At least 55 people are reported to have died and some two million displaced after the Kosi river breached its banks, changing course.
Army troops and air force helicopters rushed to help police in the rescue operation.
Thousands of residents abandoned their homes as the floodwater spread and many have taken shelter in crowded relief camps or in buildings on higher ground.
Bihar officials said the death toll could climb further as many areas were inaccessible.
Flood devastation in Bihar state
By Amarnath Tewary

Over a million people have been affected by floods in three districts of the northern Indian state of Bihar, officials say.
The banks of the Kosi river overflowed days after the part of the river in neighbouring Nepal breached an embankment there.
Bihar's districts of Supaul, Araria and Madhepura which border Nepal are the worst affected.
Floods in South Asia are common. About 28m people were affected last year.
Supplies by air
Officials say that crops on tens of thousands of hectares of land have been damaged by the Bihar floods.
Over 50 relief camps have been opened in the three affected districts, and Indian air force helicopters are dropping food packets in the area.
People in the area have taken refuge on embankments, highways, and buildings to escape the flood waters.
Bihar Chief Minister Nitish Kumar has described the floods as a "catastrophe".
Over 170 country boats have been pressed into service to rescue stranded people, and reach relief supplies.
However, the affected people say they have not been receiving any government help.
They chased away three senior legislators who had arrived in the area to meet flood victims during the weekend.
"All the relief material is being siphoned off by government officials," alleged farmer Kameshwar Prasad, who has taken shelter in a school in Supaul district.

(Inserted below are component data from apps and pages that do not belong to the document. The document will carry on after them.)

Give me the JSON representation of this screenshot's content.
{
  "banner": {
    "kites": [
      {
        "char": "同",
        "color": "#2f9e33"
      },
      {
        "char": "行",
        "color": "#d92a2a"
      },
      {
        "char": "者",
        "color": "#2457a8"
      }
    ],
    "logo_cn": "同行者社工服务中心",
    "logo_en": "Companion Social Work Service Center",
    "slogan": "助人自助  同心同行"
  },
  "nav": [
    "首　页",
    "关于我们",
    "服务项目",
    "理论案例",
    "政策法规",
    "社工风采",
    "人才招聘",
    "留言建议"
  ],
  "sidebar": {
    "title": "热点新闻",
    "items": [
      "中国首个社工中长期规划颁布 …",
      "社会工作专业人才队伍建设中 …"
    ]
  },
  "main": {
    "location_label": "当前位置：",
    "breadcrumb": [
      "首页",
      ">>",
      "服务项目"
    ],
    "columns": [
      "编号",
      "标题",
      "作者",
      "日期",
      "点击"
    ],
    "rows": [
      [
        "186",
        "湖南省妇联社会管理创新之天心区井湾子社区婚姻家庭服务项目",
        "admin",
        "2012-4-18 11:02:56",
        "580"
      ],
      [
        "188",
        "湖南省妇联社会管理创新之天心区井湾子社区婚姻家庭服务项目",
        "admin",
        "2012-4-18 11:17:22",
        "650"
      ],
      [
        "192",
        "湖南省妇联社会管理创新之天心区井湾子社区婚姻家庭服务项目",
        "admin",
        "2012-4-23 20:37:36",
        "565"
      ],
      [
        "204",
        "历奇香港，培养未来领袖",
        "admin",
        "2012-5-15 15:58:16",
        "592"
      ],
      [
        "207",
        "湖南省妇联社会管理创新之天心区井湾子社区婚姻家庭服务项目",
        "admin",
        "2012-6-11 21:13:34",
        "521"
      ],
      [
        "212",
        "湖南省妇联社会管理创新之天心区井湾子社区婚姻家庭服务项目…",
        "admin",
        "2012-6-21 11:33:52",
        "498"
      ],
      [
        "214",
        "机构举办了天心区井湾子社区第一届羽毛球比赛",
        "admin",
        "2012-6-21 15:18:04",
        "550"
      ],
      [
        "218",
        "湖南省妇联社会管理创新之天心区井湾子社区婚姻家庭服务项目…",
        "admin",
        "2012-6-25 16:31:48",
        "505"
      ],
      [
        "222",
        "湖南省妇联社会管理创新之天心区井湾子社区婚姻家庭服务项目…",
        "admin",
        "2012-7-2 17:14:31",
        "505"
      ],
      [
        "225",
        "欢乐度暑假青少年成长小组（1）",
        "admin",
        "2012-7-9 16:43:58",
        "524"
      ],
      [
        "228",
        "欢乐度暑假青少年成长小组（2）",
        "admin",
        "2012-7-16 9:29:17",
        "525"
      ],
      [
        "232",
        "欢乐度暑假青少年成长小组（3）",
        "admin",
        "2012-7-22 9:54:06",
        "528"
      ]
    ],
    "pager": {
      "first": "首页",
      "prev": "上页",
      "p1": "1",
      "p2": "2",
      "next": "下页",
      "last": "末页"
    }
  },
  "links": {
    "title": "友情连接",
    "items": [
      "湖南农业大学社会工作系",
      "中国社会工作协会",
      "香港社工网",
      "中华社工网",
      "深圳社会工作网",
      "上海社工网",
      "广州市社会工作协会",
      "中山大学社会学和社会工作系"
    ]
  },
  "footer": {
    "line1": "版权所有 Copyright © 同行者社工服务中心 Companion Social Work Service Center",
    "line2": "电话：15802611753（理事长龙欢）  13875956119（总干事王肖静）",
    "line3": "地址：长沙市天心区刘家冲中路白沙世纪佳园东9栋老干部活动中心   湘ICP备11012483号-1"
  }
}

Delhi chapter (under the banner of RAHBAR) established its own camp, in Williams School of Supaul, the worst affected region, starting 15th September - they are providing Iftar and Suhoor directly to the people whose number has increased from 100 on the first day to more than 200 on the 4th day. This is a pilot project for RAHBAR. All expenses of the this relief camp will be borne by just one chapter. Rs. 45,000 has been transferred for this purpose on 10th September, 2008. View detailed budget for this relief camp. Budget has already been revised to Rs. 100,00 for this first phase [20 days x 200 people x Rs. 25 per person per day = Rs. 100,000]. For the 2nd phase, new clothes need to be supplied for Eid (as a pilot project, we would limit ourselves to Rs. 100,000). And a high budget rehabilitation program (construction of houses for those who have lost everything) will be launched, insha-Allah, as the 3rd phase after flood waters recede and an assessment survey is completed [Any amount for this phase may not be enough considering the damage caused, but we would limit ourselves to Rs. 50 lakhs or Rs. 5 million].